Work task: Return each line below exactly as it reads, and omit any image in it.

Data extracted from a collection

━━━━

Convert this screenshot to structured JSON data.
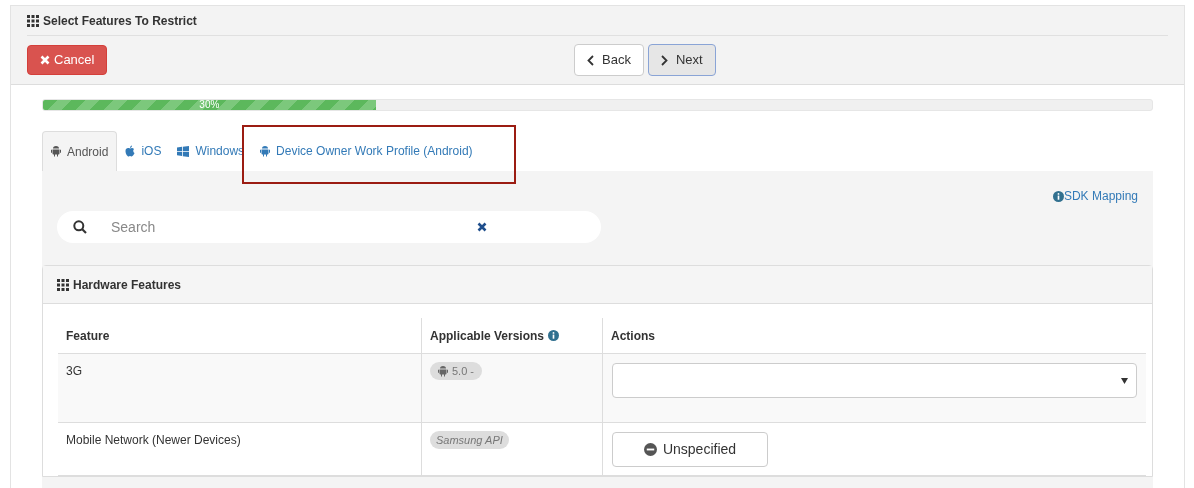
{
  "panel": {
    "title": "Select Features To Restrict"
  },
  "toolbar": {
    "cancel": "Cancel",
    "back": "Back",
    "next": "Next"
  },
  "progress": {
    "level": 0.3,
    "label": "30%"
  },
  "tabs": [
    {
      "label": "Android",
      "kind": "android",
      "selected": true,
      "highlighted": false
    },
    {
      "label": "iOS",
      "kind": "apple",
      "selected": false,
      "highlighted": false
    },
    {
      "label": "Windows",
      "kind": "windows",
      "selected": false,
      "highlighted": false
    },
    {
      "label": "Device Owner Work Profile (Android)",
      "kind": "android",
      "selected": false,
      "highlighted": true
    }
  ],
  "sdk_link": "SDK Mapping",
  "search": {
    "placeholder": "Search"
  },
  "section": {
    "title": "Hardware Features",
    "columns": [
      "Feature",
      "Applicable Versions",
      "Actions"
    ],
    "rows": [
      {
        "feature": "3G",
        "version": {
          "kind": "android",
          "text": "5.0 -"
        },
        "action": {
          "kind": "select"
        }
      },
      {
        "feature": "Mobile Network (Newer Devices)",
        "version": {
          "kind": "api",
          "text": "Samsung API"
        },
        "action": {
          "kind": "button",
          "label": "Unspecified"
        }
      }
    ]
  }
}
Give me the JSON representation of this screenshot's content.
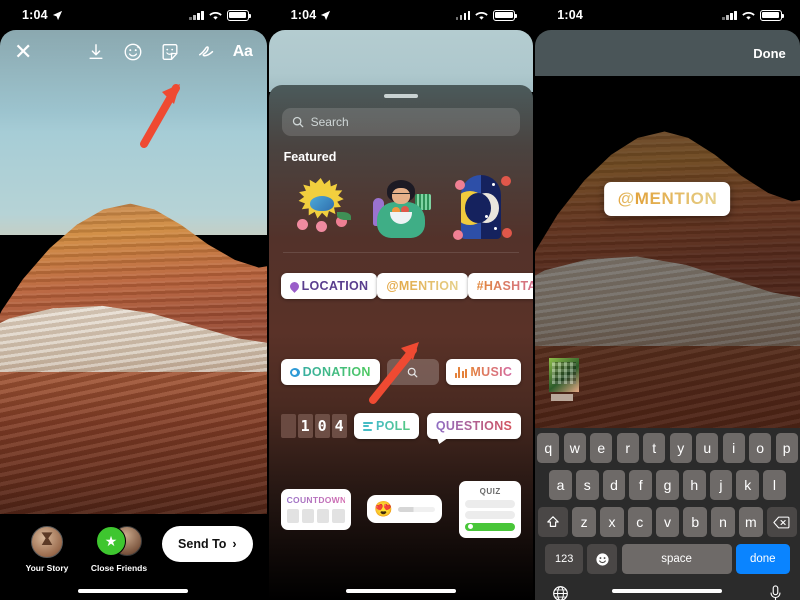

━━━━

Answer to this task:
Convert this screenshot to structured JSON data.
{
  "panel": {
    "title": "Select Features To Restrict"
  },
  "toolbar": {
    "cancel": "Cancel",
    "back": "Back",
    "next": "Next"
  },
  "progress": {
    "level": 0.3,
    "label": "30%"
  },
  "tabs": [
    {
      "label": "Android",
      "kind": "android",
      "selected": true,
      "highlighted": false
    },
    {
      "label": "iOS",
      "kind": "apple",
      "selected": false,
      "highlighted": false
    },
    {
      "label": "Windows",
      "kind": "windows",
      "selected": false,
      "highlighted": false
    },
    {
      "label": "Device Owner Work Profile (Android)",
      "kind": "android",
      "selected": false,
      "highlighted": true
    }
  ],
  "sdk_link": "SDK Mapping",
  "search": {
    "placeholder": "Search"
  },
  "section": {
    "title": "Hardware Features",
    "columns": [
      "Feature",
      "Applicable Versions",
      "Actions"
    ],
    "rows": [
      {
        "feature": "3G",
        "version": {
          "kind": "android",
          "text": "5.0 -"
        },
        "action": {
          "kind": "select"
        }
      },
      {
        "feature": "Mobile Network (Newer Devices)",
        "version": {
          "kind": "api",
          "text": "Samsung API"
        },
        "action": {
          "kind": "button",
          "label": "Unspecified"
        }
      }
    ]
  }
}
Give me the JSON representation of this screenshot's content.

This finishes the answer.